- [PROMPT] I need the lines from the one with "Parse this screenshot: output" through the end of the material, copied exactly and with nothing else included.

- [DATASET EXCERPTS]
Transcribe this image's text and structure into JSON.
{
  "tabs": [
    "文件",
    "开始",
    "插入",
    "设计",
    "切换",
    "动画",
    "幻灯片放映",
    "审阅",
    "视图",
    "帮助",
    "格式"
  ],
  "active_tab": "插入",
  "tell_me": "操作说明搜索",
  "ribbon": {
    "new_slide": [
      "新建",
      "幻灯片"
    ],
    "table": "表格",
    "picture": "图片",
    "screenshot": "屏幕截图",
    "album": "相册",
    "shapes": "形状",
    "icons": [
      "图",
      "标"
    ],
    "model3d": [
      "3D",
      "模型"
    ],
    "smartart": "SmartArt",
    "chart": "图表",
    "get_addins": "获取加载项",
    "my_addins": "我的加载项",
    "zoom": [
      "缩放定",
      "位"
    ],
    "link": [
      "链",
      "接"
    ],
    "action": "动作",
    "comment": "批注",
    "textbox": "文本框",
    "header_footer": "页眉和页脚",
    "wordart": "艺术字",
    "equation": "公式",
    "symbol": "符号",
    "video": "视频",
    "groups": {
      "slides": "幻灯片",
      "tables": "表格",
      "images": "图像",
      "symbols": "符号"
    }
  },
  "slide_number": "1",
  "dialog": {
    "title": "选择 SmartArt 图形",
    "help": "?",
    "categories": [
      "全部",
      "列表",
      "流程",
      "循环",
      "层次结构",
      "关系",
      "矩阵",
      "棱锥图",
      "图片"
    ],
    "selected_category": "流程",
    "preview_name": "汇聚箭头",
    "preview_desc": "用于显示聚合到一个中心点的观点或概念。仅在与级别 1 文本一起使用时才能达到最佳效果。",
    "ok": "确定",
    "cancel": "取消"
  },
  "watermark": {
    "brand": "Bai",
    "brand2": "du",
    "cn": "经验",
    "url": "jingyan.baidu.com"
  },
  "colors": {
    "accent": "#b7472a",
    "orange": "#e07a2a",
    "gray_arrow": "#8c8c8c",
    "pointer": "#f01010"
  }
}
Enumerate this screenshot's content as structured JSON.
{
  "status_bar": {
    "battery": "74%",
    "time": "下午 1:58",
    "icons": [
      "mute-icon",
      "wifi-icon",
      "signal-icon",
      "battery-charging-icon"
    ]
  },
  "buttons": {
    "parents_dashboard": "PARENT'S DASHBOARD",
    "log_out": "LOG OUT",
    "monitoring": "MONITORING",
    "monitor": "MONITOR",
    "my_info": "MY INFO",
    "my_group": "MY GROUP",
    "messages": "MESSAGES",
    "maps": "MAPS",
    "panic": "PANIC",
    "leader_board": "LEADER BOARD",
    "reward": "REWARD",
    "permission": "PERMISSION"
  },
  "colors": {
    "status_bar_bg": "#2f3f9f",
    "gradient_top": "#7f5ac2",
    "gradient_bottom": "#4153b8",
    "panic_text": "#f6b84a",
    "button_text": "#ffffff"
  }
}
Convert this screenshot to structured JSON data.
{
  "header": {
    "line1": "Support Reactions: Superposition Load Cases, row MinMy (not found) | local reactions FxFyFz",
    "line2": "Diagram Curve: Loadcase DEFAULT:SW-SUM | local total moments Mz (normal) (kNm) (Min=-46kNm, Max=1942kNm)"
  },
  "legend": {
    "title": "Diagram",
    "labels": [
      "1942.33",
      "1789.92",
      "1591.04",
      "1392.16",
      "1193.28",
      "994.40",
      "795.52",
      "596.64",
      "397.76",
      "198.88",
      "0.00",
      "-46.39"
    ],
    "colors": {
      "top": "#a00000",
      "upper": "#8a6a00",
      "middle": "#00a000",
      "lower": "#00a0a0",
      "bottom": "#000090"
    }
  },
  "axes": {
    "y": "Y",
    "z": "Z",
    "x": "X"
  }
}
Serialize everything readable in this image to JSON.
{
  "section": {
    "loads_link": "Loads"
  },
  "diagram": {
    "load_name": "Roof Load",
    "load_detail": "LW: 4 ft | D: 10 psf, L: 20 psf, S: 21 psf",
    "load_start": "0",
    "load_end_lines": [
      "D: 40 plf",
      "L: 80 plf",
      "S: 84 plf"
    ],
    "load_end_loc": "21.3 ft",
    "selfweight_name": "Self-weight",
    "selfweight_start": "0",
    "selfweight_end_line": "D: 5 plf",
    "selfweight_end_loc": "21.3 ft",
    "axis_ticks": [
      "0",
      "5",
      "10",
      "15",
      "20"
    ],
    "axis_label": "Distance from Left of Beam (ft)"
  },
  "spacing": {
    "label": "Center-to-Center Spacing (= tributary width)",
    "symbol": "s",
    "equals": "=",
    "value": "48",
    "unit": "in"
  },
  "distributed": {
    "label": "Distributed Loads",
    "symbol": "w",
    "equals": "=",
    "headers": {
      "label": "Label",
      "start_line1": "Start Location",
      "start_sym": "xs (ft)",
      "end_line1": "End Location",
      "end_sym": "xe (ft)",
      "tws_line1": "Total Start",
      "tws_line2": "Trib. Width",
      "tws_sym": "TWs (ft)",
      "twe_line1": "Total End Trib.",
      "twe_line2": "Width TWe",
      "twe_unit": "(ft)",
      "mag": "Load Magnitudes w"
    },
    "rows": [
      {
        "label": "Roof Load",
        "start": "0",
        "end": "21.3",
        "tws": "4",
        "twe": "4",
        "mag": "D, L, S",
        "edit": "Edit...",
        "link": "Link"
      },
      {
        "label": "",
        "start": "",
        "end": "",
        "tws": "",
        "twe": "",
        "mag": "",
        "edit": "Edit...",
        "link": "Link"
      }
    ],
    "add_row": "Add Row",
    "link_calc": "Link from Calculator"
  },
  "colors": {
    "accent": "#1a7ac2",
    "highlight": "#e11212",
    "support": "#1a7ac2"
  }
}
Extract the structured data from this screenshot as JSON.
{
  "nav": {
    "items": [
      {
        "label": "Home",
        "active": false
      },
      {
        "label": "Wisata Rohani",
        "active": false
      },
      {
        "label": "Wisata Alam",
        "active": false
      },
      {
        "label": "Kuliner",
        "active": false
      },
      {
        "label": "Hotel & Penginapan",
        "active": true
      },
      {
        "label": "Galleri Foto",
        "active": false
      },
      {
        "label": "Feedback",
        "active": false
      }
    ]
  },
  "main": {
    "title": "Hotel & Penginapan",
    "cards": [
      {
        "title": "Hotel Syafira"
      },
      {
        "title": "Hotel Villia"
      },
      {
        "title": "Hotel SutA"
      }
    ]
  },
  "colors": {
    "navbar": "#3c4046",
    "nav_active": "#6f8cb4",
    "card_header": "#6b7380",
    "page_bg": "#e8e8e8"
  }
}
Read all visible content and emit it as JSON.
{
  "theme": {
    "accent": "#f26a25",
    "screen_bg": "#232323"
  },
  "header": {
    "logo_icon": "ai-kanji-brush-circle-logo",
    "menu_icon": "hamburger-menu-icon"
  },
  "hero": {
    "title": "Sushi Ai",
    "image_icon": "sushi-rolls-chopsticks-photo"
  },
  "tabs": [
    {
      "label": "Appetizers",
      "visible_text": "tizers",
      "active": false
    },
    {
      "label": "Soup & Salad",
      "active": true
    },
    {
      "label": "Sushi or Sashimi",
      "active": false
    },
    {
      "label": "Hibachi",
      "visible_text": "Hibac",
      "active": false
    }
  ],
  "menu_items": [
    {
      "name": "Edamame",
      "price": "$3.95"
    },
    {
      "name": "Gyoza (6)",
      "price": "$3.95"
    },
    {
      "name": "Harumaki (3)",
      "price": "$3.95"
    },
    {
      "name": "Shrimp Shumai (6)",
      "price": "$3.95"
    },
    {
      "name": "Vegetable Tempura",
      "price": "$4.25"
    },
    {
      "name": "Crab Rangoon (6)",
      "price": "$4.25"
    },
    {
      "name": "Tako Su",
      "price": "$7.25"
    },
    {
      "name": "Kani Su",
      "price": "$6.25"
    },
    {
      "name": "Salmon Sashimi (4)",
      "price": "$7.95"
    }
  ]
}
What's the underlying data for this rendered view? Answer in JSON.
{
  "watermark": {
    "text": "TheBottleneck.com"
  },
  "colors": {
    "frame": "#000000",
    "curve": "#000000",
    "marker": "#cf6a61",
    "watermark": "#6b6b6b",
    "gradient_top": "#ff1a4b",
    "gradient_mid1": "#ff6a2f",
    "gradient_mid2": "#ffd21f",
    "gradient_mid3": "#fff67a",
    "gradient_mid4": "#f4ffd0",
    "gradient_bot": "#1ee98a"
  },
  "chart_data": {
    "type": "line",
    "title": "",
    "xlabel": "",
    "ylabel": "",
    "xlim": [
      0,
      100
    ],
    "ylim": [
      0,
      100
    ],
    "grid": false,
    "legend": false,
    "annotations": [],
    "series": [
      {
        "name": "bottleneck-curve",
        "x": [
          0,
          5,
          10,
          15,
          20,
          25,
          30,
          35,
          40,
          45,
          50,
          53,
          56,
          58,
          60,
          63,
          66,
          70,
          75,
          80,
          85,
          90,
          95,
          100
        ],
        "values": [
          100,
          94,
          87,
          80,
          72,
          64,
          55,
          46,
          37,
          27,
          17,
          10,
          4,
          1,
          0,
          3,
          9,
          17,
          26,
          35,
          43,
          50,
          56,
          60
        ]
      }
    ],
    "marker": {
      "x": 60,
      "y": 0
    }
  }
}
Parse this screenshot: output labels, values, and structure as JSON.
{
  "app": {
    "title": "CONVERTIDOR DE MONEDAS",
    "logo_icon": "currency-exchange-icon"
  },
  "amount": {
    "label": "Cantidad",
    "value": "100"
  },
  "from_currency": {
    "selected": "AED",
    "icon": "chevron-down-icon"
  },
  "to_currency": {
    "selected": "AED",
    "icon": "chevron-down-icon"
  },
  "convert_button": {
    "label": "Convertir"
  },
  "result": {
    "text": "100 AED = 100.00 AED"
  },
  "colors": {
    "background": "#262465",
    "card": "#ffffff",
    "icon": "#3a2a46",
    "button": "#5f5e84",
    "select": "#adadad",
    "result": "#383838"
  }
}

- [ANSWER SECTION]
Parse this screenshot: output labels, values, and structure as JSON.
{
  "app": {
    "title": "CONVERTIDOR DE MONEDAS",
    "logo_icon": "currency-exchange-icon"
  },
  "amount": {
    "label": "Cantidad",
    "value": "100"
  },
  "from_currency": {
    "selected": "AED",
    "icon": "chevron-down-icon"
  },
  "to_currency": {
    "selected": "AED",
    "icon": "chevron-down-icon"
  },
  "convert_button": {
    "label": "Convertir"
  },
  "result": {
    "text": "100 AED = 100.00 AED"
  },
  "colors": {
    "background": "#262465",
    "card": "#ffffff",
    "icon": "#3a2a46",
    "button": "#5f5e84",
    "select": "#adadad",
    "result": "#383838"
  }
}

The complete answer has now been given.